February 16th, 2004


Hot Tea

I love hot tea, but I think that English Breakfast tea has something in it that doesn't agree with me. I just finished drinking a pretty strong cup of the stuff and I'm not feeling so hot right now.

I've known people who have issues with Earl Grey tea. I've never really had a problem with Earl Grey, but my (mis-)adventures with English Breakfast tea may be a precursor of problems to come. I sure hope not, 'cause I do enjoy a nice cup of Earl Grey in the afternoon.

If I stick to the oriental teas, I seem to be OK. But I like a break from my green tea every now and again.


Originally inspired by sidelobe's as of yet unsuccessful quest and later inspired by Mrs. Mellow's successful quest, I decided to try my hand at Googlewhacking.

I had to fiddle around with it a little bit (but not much) until I found a whack: nauseate predestiny.

Apparently, ccohoon is also trying to find a whack, but I don't think he's found one yet. [Edit: He's found several now. And they're slightly disturbing.]

[Edit: Other whacks I've found include multigenerational transmogrify, mortification engineerings, obligational harmonics and (my favorite) combustible sousaphones.]

drmellow's Reading Project: 2004

One of the few New Year's Resolutions I made this year is to read more books. In general, I do quite a bit of reading, but most of it is on the web or periodicals. This year, I've challenged myself to the very attainable goal of reading at least one book a month. So far, I'm ahead of schedule, having completed three books this year. I'm trying to strike a balance between "fun" books and "educational" books. So far, I'm favoring the "fun" books, but that's OK.

In January, I read The Gospel According to the Simpsons: The Spiritual Life of the World's Most Animated Family, which was a very enjoyable book. I'm considering volunteering to teach a course based around it at church. It's something that a lot of the youth in church might get a kick out of. It was also something that's enjoyable for adults. If you're a fan of religion in pop culture, I highly recommend the book.

Also, in January, I read Angels & Demons by Dan Brown. It was pure pulp, but highly entertaining.
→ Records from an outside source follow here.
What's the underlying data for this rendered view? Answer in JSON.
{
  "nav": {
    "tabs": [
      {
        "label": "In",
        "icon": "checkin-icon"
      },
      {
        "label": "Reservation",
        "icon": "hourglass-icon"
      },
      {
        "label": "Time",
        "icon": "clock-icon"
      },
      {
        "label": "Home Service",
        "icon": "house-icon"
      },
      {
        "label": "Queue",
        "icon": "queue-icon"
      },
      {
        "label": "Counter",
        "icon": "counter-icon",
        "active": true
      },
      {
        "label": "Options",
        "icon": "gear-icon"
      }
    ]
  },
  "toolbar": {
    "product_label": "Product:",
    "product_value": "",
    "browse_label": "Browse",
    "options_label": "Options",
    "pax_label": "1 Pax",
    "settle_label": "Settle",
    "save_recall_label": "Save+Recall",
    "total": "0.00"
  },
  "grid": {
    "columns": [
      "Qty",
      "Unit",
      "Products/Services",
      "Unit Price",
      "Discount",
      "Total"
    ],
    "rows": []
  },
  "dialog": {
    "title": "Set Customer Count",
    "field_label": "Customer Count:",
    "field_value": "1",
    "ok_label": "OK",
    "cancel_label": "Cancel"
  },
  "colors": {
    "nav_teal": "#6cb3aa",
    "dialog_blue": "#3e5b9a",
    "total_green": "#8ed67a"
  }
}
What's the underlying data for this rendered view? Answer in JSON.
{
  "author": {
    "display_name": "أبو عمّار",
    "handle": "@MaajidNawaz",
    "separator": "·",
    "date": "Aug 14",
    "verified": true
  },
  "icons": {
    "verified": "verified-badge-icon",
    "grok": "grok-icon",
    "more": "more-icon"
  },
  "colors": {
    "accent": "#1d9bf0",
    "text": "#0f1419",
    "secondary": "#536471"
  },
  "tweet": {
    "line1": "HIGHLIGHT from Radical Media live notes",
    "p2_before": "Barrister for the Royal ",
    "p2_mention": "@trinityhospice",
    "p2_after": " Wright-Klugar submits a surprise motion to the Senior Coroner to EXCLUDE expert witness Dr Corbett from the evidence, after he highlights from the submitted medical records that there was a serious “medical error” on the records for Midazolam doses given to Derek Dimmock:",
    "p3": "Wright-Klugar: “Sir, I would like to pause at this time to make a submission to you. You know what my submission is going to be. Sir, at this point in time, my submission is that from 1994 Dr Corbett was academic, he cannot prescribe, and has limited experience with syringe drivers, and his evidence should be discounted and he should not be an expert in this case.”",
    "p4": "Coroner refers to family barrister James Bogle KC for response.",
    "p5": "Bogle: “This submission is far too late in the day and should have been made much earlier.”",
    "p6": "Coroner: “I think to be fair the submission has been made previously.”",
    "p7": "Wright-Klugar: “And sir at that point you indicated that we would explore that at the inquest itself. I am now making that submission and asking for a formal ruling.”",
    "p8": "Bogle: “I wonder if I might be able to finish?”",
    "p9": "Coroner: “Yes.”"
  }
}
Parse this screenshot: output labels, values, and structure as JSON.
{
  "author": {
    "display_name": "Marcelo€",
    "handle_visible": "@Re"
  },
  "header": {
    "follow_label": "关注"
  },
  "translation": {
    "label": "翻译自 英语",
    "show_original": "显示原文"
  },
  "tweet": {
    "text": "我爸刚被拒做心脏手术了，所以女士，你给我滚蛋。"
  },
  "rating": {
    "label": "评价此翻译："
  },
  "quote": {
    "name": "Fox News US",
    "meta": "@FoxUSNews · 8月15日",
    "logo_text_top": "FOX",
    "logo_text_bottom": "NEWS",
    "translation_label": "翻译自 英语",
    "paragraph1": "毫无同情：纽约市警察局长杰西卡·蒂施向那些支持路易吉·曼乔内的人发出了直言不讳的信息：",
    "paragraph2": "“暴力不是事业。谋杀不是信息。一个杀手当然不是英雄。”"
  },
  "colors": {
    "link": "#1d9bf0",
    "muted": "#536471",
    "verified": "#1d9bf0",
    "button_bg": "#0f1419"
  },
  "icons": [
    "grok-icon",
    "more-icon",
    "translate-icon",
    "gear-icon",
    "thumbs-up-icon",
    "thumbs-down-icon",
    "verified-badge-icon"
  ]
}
Sure, I had to disengage my brain more than once while reading it, but it was a welcome change to read something like that and not spend a lot of time thinking about it or mentally arguing with it. As far as some of the theological implications brought up -- let's not even go there. It was one of those books that I literally could not put down. I ended up spending almost all of one Saturday reading the book.

For February, I moved on to The Da Vinci Code, also by Dan Brown. It's the reason I read Angels & Demons last month -- they both have the same main character. I've been hearing a lot about The Da Vinci Code and figured I'd check it out. Apart from the heresy, it was OK. As a book, it was somewhat engrossing, but I kept finding myself distracted by the theological issues.

Anyway, I'm not finished with the second month of the year, and I've already got three books under my belt. I'm currently reading Daredevil: Visionaries Volume 2 (even though it's a collection of comic books, I'm going to count it). I'm thoroughly enjoying it -- it's Frank Miller's run on the book in the early eighties where he kills off Elecktra.

I'll probably move into another theological book or perhaps an american history book next. I also think that I'm going to set up a book review section on my website.